October 15, 2019
Civil Rights in Cooperative Extension Programming: Principles and Practices
Submitted by Jennifer R Wilson
The National Institute of Food and Agriculture [NIFA] conducts regular, systematic civil rights compliance inspections as required by USDA and the Department of Justice civil rights regulations. These reviews are necessary to assure that Extension is working in compliance with equal opportunity policies in the implementation of Extension programs, that every customer is treated with fairness, equality and respect, and that we are inclusive and have adequate diversity. The comprehensive reviews conducted by a USDA Civil Rights Specialist focus on administration, program development, program delivery, employment practices and the application of civil rights laws.
K-State Research and Extension had its most recent federal civil rights compliance review in 2008. There is the expectation that a future KSRE federal civil rights compliance review could be called for soon. Our KSRE Civil Rights Performance Plan requires that all local units have a state civil rights review as an ongoing check of civil rights compliance.

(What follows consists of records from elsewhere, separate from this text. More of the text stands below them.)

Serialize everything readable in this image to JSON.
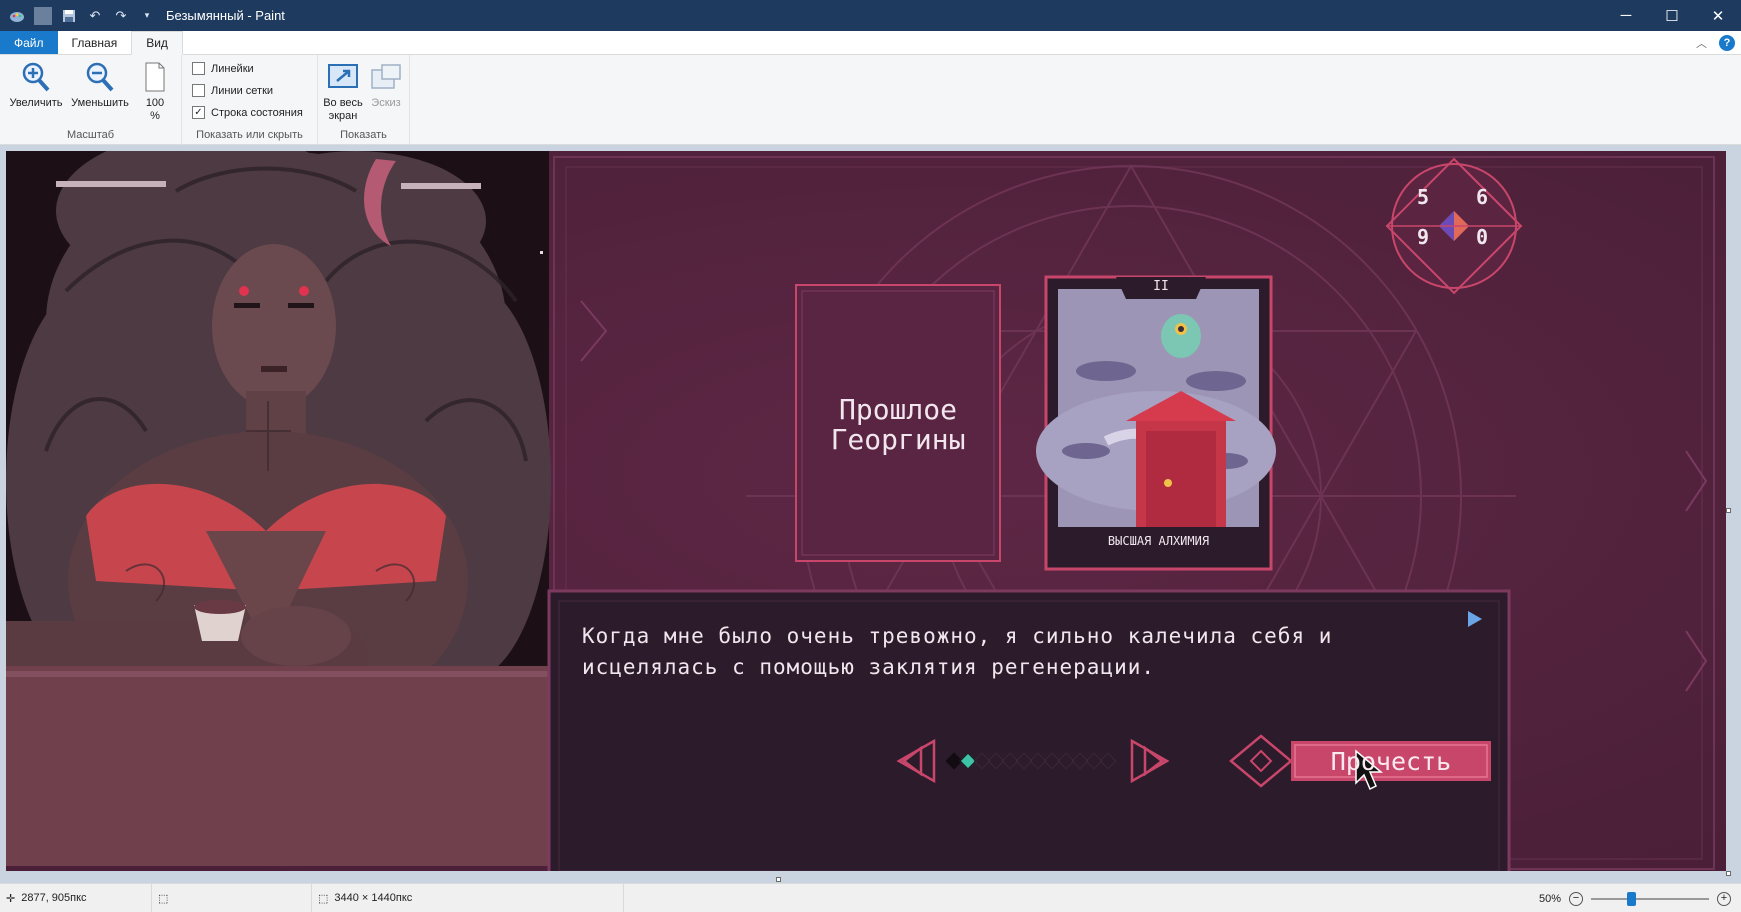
{
  "window": {
    "title": "Безымянный - Paint",
    "buttons": {
      "minimize": "─",
      "maximize": "☐",
      "close": "✕"
    }
  },
  "tabs": [
    {
      "label": "Файл"
    },
    {
      "label": "Главная"
    },
    {
      "label": "Вид"
    }
  ],
  "ribbon": {
    "groups": {
      "zoom": {
        "label": "Масштаб",
        "zoom_in": "Увеличить",
        "zoom_out": "Уменьшить",
        "zoom_100_line1": "100",
        "zoom_100_line2": "%"
      },
      "show_hide": {
        "label": "Показать или скрыть",
        "rulers": {
          "label": "Линейки",
          "checked": false
        },
        "gridlines": {
          "label": "Линии сетки",
          "checked": false
        },
        "statusbar": {
          "label": "Строка состояния",
          "checked": true
        }
      },
      "display": {
        "label": "Показать",
        "fullscreen_line1": "Во весь",
        "fullscreen_line2": "экран",
        "thumbnail": "Эскиз"
      }
    }
  },
  "game": {
    "counters": [
      "5",
      "6",
      "9",
      "0"
    ],
    "card_frame_label_line1": "Прошлое",
    "card_frame_label_line2": "Георгины",
    "card_numeral": "II",
    "card_name": "ВЫСШАЯ АЛХИМИЯ",
    "dialog_line1": "Когда мне было очень тревожно, я сильно калечила себя и",
    "dialog_line2": "исцелялась с помощью заклятия регенерации.",
    "read_button": "Прочесть",
    "progress": {
      "current": 2,
      "total": 12
    },
    "colors": {
      "bg": "#55243f",
      "accent": "#c9466b",
      "panel": "#2c1b2a",
      "teal": "#3fc3a7"
    }
  },
  "status": {
    "cursor_pos": "2877, 905пкс",
    "image_size": "3440 × 1440пкс",
    "zoom_label": "50%",
    "zoom_percent": 50
  }
}
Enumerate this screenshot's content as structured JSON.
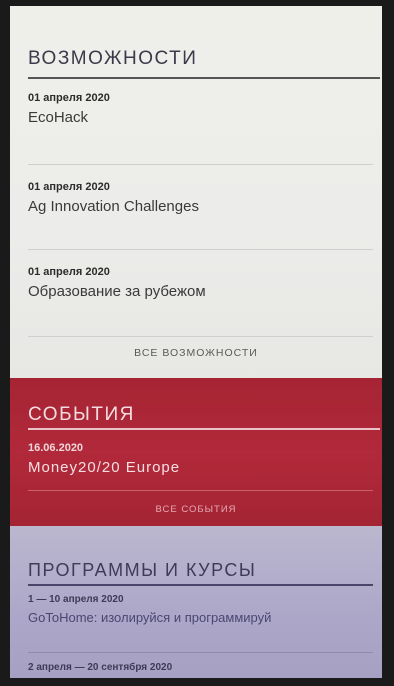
{
  "opportunities": {
    "title": "ВОЗМОЖНОСТИ",
    "items": [
      {
        "date": "01 апреля 2020",
        "title": "EcoHack"
      },
      {
        "date": "01 апреля 2020",
        "title": "Ag Innovation Challenges"
      },
      {
        "date": "01 апреля 2020",
        "title": "Образование за рубежом"
      }
    ],
    "all_link": "ВСЕ ВОЗМОЖНОСТИ"
  },
  "events": {
    "title": "СОБЫТИЯ",
    "items": [
      {
        "date": "16.06.2020",
        "title": "Money20/20 Europe"
      }
    ],
    "all_link": "ВСЕ СОБЫТИЯ"
  },
  "programs": {
    "title": "ПРОГРАММЫ И КУРСЫ",
    "items": [
      {
        "date": "1 — 10 апреля 2020",
        "title": "GoToHome: изолируйся и программируй"
      },
      {
        "date": "2 апреля — 20 сентября 2020",
        "title": ""
      }
    ]
  },
  "colors": {
    "events_bg": "#ad2738",
    "programs_bg": "#aca7c8",
    "opportunities_bg": "#eeeee9"
  }
}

In Cooperative Extension, compliance with civil rights laws in the area of educational programs includes the following activities:
1. Making all reasonable effort to reach out to underrepresented and underserved groups.
2. Achieving parity (the point at which program participation by underrepresented and underserved group members --ethnic minorities and women/men--reflects their proportionate representation in the population of potential recipients).
3. Targeting specific communities, based on program goals.
4. Networking with organizations and agencies that help us reach people of underrepresented and underserved groups.
5. Seeking stakeholder input from advisory groups, collaborators, and partners.
6. Documenting the work we have done by:
• Developing action plans for reaching targeted audiences through understanding the demographic and socio-economic data for audiences to be served.
• Keeping records about visits with special contacts.
• Maintaining a file of representative public communications demonstrating all reasonable efforts in reaching the underrepresented and underserved.
• Recording racial/ethnic information on mailing lists.
• Including nondiscrimination and ADA accommodations statements on all Cooperative Extension publications and news releases.
• Completing nondiscrimination assurance statement forms periodically with Extension partners and collaborators.
• Staying informed of the public complaint process and how to document all complaints, as well as understanding the And Justice for All poster.
• Completing Quarterly Effort Reports and annually comparing demographics of potential audiences with those reached with Extension programs.
• Completing required civil rights training.
• Keeping an up-to-date local unit civil rights file.